BEGIN DATA FOR THE TASK
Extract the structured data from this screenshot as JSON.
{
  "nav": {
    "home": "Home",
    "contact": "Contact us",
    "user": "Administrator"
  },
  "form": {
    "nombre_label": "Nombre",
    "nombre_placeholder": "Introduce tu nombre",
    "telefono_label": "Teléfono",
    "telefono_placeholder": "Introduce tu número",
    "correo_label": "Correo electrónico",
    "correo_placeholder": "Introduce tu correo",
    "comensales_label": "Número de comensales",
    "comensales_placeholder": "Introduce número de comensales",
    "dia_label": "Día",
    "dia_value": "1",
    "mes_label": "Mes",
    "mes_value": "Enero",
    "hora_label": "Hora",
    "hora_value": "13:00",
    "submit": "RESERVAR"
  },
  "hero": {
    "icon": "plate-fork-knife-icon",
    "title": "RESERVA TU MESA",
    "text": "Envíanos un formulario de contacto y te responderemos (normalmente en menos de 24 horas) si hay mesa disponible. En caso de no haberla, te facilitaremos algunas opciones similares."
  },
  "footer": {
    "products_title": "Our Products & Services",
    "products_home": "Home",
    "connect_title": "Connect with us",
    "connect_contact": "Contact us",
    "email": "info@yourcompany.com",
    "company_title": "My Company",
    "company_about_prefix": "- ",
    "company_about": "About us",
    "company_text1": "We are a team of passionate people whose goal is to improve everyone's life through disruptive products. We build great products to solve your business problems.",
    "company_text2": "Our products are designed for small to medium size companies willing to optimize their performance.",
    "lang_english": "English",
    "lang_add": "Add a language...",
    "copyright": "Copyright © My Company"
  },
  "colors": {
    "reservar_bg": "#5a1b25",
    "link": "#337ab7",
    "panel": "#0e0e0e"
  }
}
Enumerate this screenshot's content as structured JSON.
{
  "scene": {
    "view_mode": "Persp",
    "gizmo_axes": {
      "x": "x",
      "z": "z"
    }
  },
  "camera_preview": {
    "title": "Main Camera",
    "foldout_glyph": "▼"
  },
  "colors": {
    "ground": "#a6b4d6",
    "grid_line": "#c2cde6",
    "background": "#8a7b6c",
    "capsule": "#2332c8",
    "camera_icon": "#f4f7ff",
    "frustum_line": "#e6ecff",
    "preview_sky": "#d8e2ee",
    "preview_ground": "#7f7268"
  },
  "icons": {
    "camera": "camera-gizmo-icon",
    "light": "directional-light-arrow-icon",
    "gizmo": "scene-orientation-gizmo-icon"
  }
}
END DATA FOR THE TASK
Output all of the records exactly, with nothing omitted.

Extract the structured data from this screenshot as JSON.
{
  "nav": {
    "home": "Home",
    "contact": "Contact us",
    "user": "Administrator"
  },
  "form": {
    "nombre_label": "Nombre",
    "nombre_placeholder": "Introduce tu nombre",
    "telefono_label": "Teléfono",
    "telefono_placeholder": "Introduce tu número",
    "correo_label": "Correo electrónico",
    "correo_placeholder": "Introduce tu correo",
    "comensales_label": "Número de comensales",
    "comensales_placeholder": "Introduce número de comensales",
    "dia_label": "Día",
    "dia_value": "1",
    "mes_label": "Mes",
    "mes_value": "Enero",
    "hora_label": "Hora",
    "hora_value": "13:00",
    "submit": "RESERVAR"
  },
  "hero": {
    "icon": "plate-fork-knife-icon",
    "title": "RESERVA TU MESA",
    "text": "Envíanos un formulario de contacto y te responderemos (normalmente en menos de 24 horas) si hay mesa disponible. En caso de no haberla, te facilitaremos algunas opciones similares."
  },
  "footer": {
    "products_title": "Our Products & Services",
    "products_home": "Home",
    "connect_title": "Connect with us",
    "connect_contact": "Contact us",
    "email": "info@yourcompany.com",
    "company_title": "My Company",
    "company_about_prefix": "- ",
    "company_about": "About us",
    "company_text1": "We are a team of passionate people whose goal is to improve everyone's life through disruptive products. We build great products to solve your business problems.",
    "company_text2": "Our products are designed for small to medium size companies willing to optimize their performance.",
    "lang_english": "English",
    "lang_add": "Add a language...",
    "copyright": "Copyright © My Company"
  },
  "colors": {
    "reservar_bg": "#5a1b25",
    "link": "#337ab7",
    "panel": "#0e0e0e"
  }
}
Enumerate this screenshot's content as structured JSON.
{
  "scene": {
    "view_mode": "Persp",
    "gizmo_axes": {
      "x": "x",
      "z": "z"
    }
  },
  "camera_preview": {
    "title": "Main Camera",
    "foldout_glyph": "▼"
  },
  "colors": {
    "ground": "#a6b4d6",
    "grid_line": "#c2cde6",
    "background": "#8a7b6c",
    "capsule": "#2332c8",
    "camera_icon": "#f4f7ff",
    "frustum_line": "#e6ecff",
    "preview_sky": "#d8e2ee",
    "preview_ground": "#7f7268"
  },
  "icons": {
    "camera": "camera-gizmo-icon",
    "light": "directional-light-arrow-icon",
    "gizmo": "scene-orientation-gizmo-icon"
  }
}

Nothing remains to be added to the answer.